(Records supplied Opens)
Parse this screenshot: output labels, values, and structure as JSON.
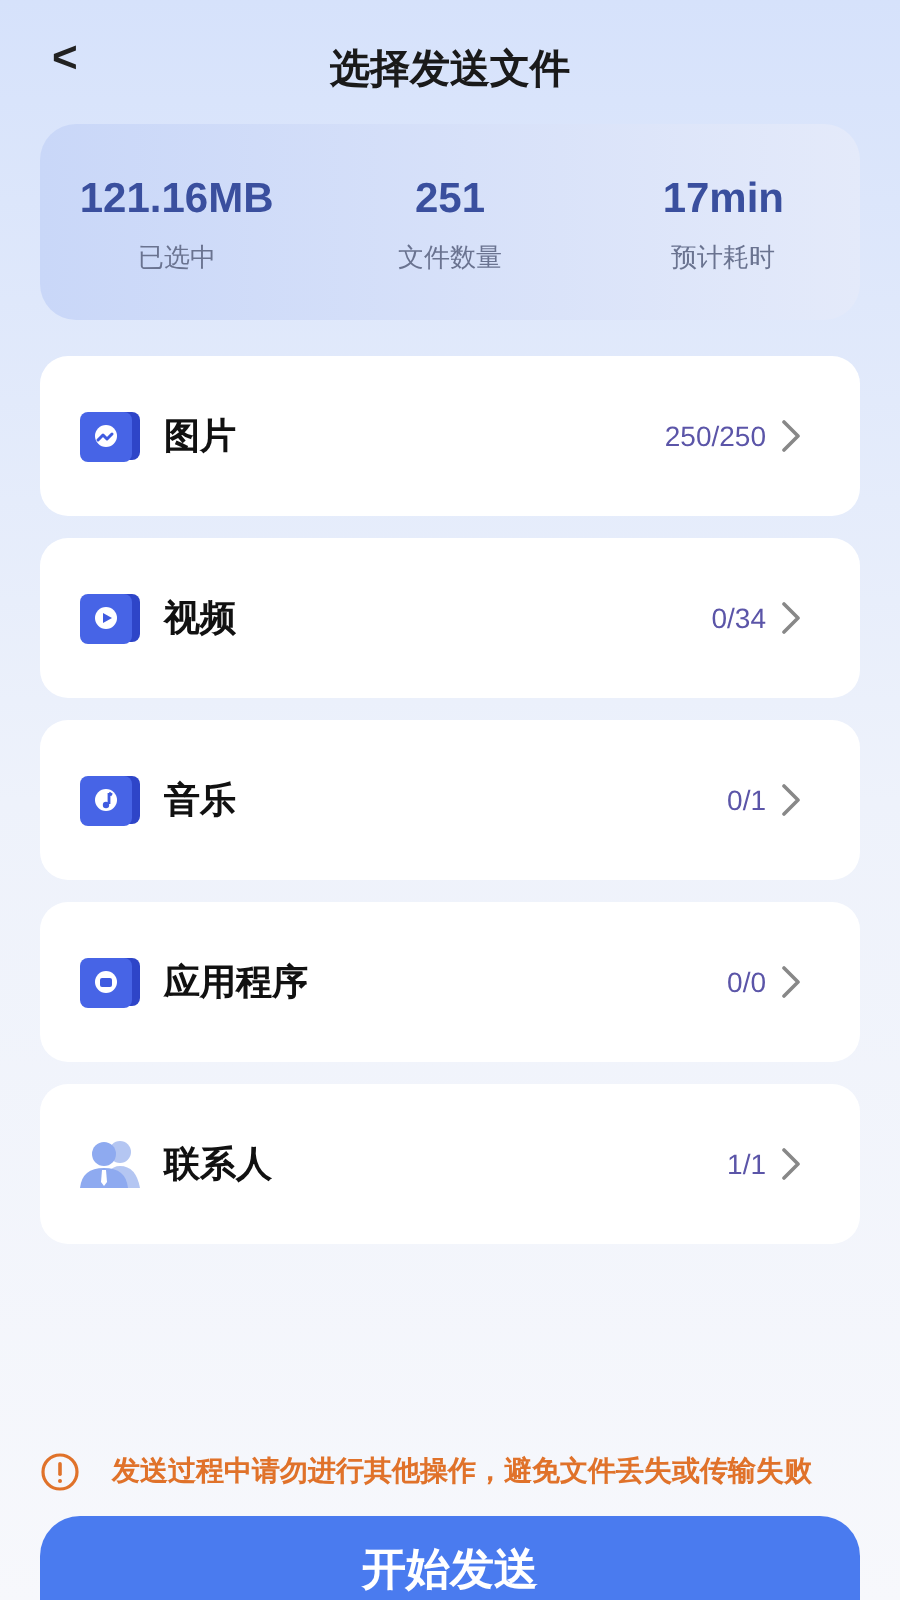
{
  "header": {
    "back": "<",
    "title": "选择发送文件"
  },
  "stats": [
    {
      "value": "121.16MB",
      "label": "已选中"
    },
    {
      "value": "251",
      "label": "文件数量"
    },
    {
      "value": "17min",
      "label": "预计耗时"
    }
  ],
  "categories": [
    {
      "kind": "photo",
      "name": "图片",
      "count": "250/250"
    },
    {
      "kind": "video",
      "name": "视频",
      "count": "0/34"
    },
    {
      "kind": "music",
      "name": "音乐",
      "count": "0/1"
    },
    {
      "kind": "app",
      "name": "应用程序",
      "count": "0/0"
    },
    {
      "kind": "contacts",
      "name": "联系人",
      "count": "1/1"
    }
  ],
  "warning": "发送过程中请勿进行其他操作，避免文件丢失或传输失败",
  "start_button": "开始发送"
}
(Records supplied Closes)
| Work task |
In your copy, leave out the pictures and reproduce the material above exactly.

| Your response |
Parse this screenshot: output labels, values, and structure as JSON.
{
  "header": {
    "back": "<",
    "title": "选择发送文件"
  },
  "stats": [
    {
      "value": "121.16MB",
      "label": "已选中"
    },
    {
      "value": "251",
      "label": "文件数量"
    },
    {
      "value": "17min",
      "label": "预计耗时"
    }
  ],
  "categories": [
    {
      "kind": "photo",
      "name": "图片",
      "count": "250/250"
    },
    {
      "kind": "video",
      "name": "视频",
      "count": "0/34"
    },
    {
      "kind": "music",
      "name": "音乐",
      "count": "0/1"
    },
    {
      "kind": "app",
      "name": "应用程序",
      "count": "0/0"
    },
    {
      "kind": "contacts",
      "name": "联系人",
      "count": "1/1"
    }
  ],
  "warning": "发送过程中请勿进行其他操作，避免文件丢失或传输失败",
  "start_button": "开始发送"
}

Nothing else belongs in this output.